It's a race on a trail, for goodness sake! Apparently no other sport has as many injuries as running does, and on a muddy, wet trail nonetheless. It would be very beneficial to have a first aid station for those sprained ankles, sore IT bands... and god forbid, attacks from hornets or other wildlife.
I didn't finish with a stellar time, 14+ miles in 3 1/2 hours, but wasn't the race cut off 4 hours with the finish line open for 5? Where was everyone? I guess if you're slow and have to back track to avoid being attacked, you miss out on the after party. So, I took my ice, that the bartender kindly dumped into a soggy cocktail napkin and snapped a few pictures before going home to recoup there.
If you sign up for a race for the "bling", you can pass on this one. It is poorly made, with pockmarks on it's surface from the mold it was made with. It's on a cotton thread of a cord and the words are too small to read. The letters run together.
Which is bigger? My finisher's medal or the welts from my adventure?
This is a poor picture, but you can take my word for it that the welts are bigger.
If this race has you interested for the view, just go run Hagg Lake on a weekend and save the registration fee for another race. If this race has you interested for their festive environment, there is none.
But to be fair, everyone's spirits were pretty damp with the rain and the hornets... which are two things that are not the race director's fault.
One girl crossed the finish line with a hornet still in her shoe! Ewww!
As we pulled out, a runner called out in general "I'm NOT a 'Happy Girl'!"
That pretty much sums it up.
At least this race was free?
Have any race horror stories or mishaps to make me feel better about this one?
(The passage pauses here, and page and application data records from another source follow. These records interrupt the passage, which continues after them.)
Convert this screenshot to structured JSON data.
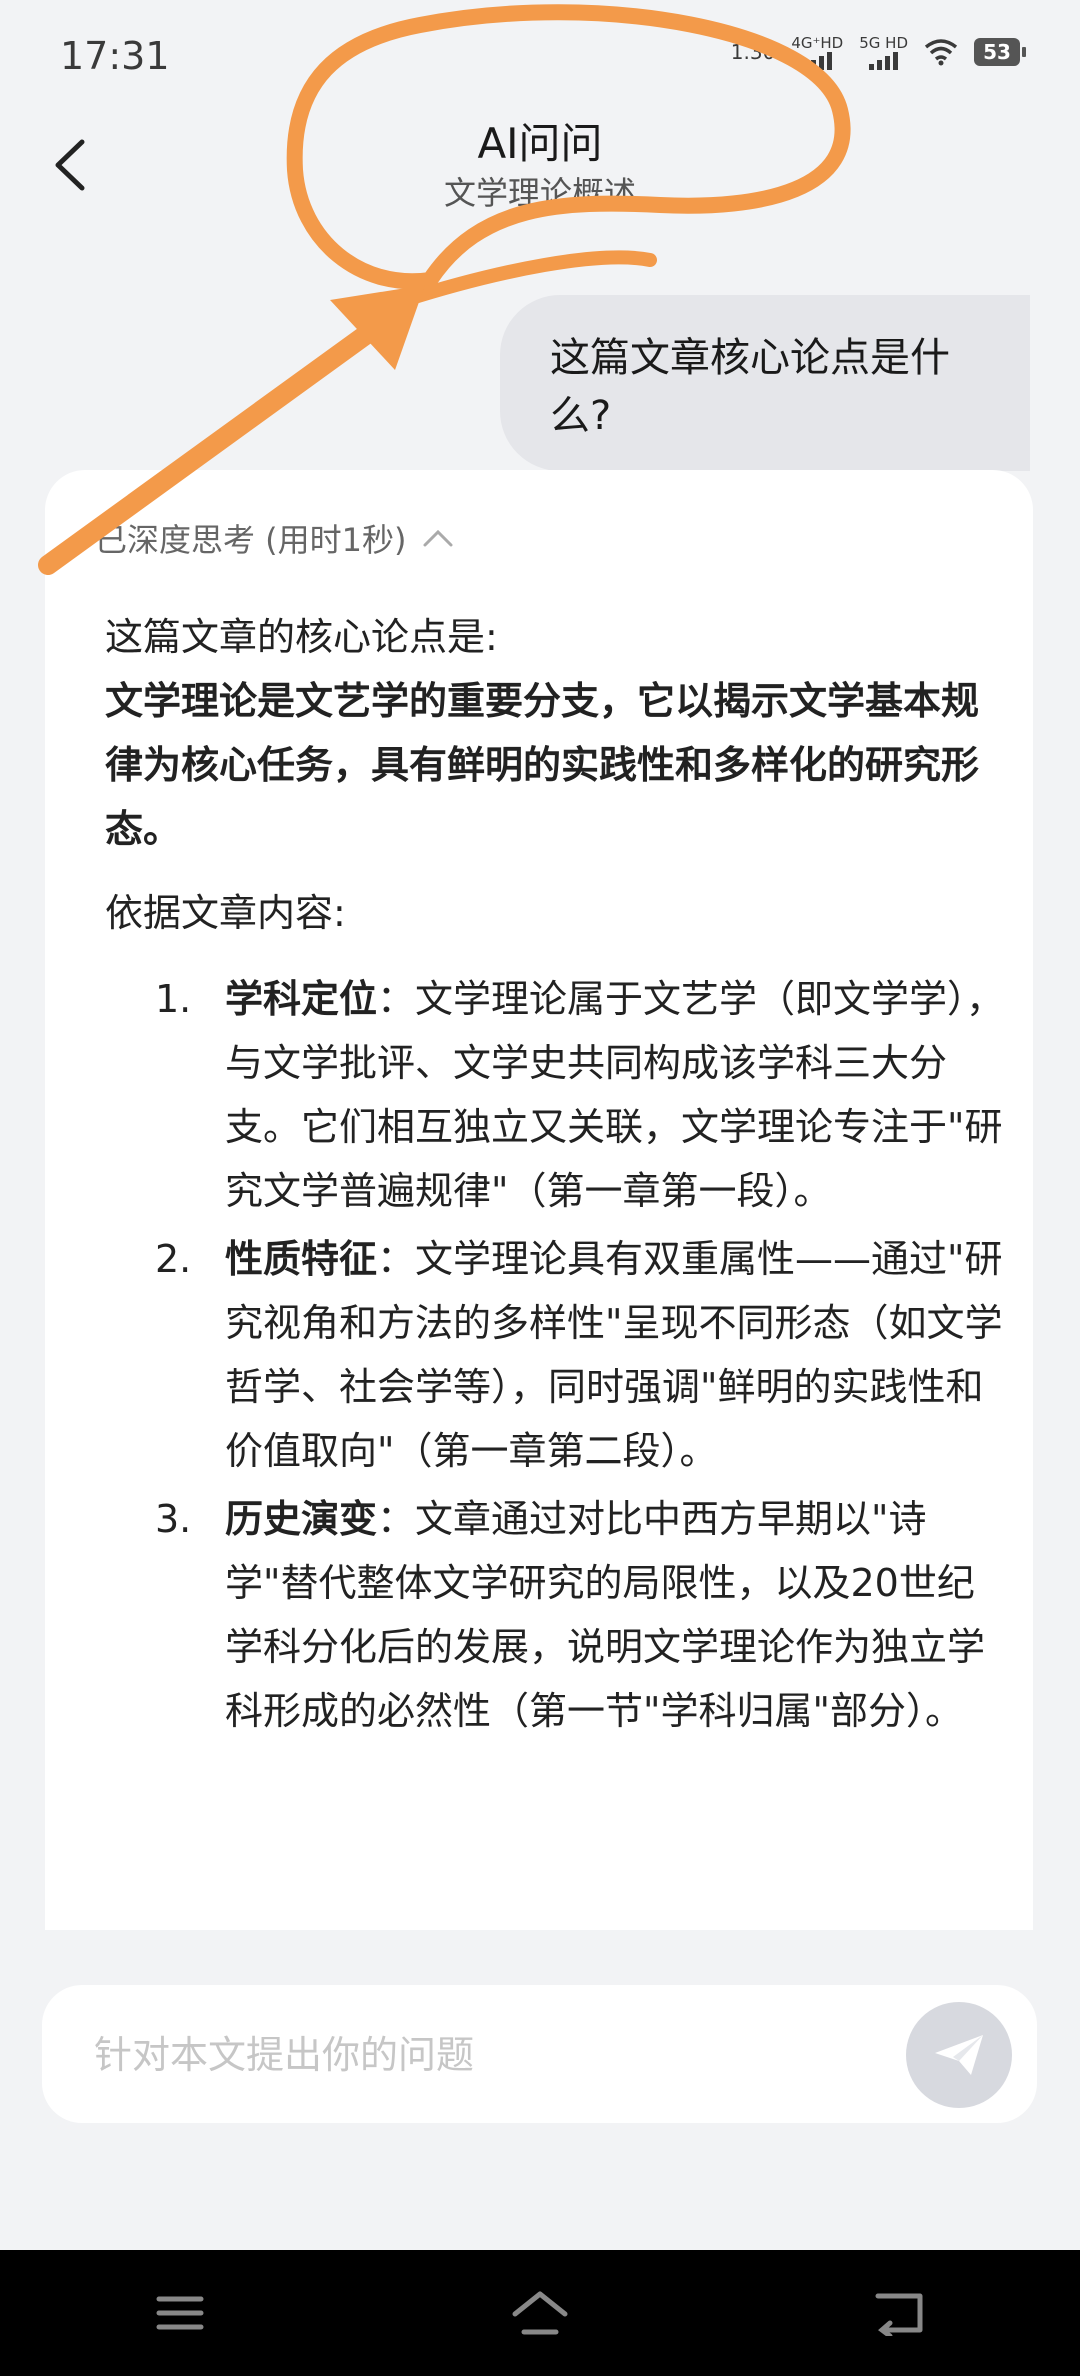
{
  "status": {
    "time": "17:31",
    "net_speed": "1.30",
    "signal1": "4G⁺HD",
    "signal2": "5G HD",
    "battery": "53"
  },
  "header": {
    "title": "AI问问",
    "subtitle": "文学理论概述"
  },
  "user_message": "这篇文章核心论点是什么?",
  "answer": {
    "thinking_label": "已深度思考 (用时1秒)",
    "lead": "这篇文章的核心论点是:",
    "core": "文学理论是文艺学的重要分支，它以揭示文学基本规律为核心任务，具有鲜明的实践性和多样化的研究形态。",
    "basis": "依据文章内容:",
    "points": [
      {
        "num": "1.",
        "title": "学科定位",
        "text": "：文学理论属于文艺学（即文学学），与文学批评、文学史共同构成该学科三大分支。它们相互独立又关联，文学理论专注于\"研究文学普遍规律\"（第一章第一段）。"
      },
      {
        "num": "2.",
        "title": "性质特征",
        "text": "：文学理论具有双重属性——通过\"研究视角和方法的多样性\"呈现不同形态（如文学哲学、社会学等），同时强调\"鲜明的实践性和价值取向\"（第一章第二段）。"
      },
      {
        "num": "3.",
        "title": "历史演变",
        "text": "：文章通过对比中西方早期以\"诗学\"替代整体文学研究的局限性，以及20世纪学科分化后的发展，说明文学理论作为独立学科形成的必然性（第一节\"学科归属\"部分）。"
      }
    ]
  },
  "input": {
    "placeholder": "针对本文提出你的问题"
  },
  "icons": {
    "back": "back-arrow-icon",
    "expand": "chevron-up-icon",
    "send": "send-icon",
    "menu": "menu-icon",
    "home": "home-icon",
    "return": "return-icon"
  },
  "colors": {
    "annotation": "#f39a4a",
    "send_button": "#d7d9df"
  }
}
What do you think about races not having medical staff, basic first aid or anything like that? Is that fair to the participants? Or is it a silly request that races have that?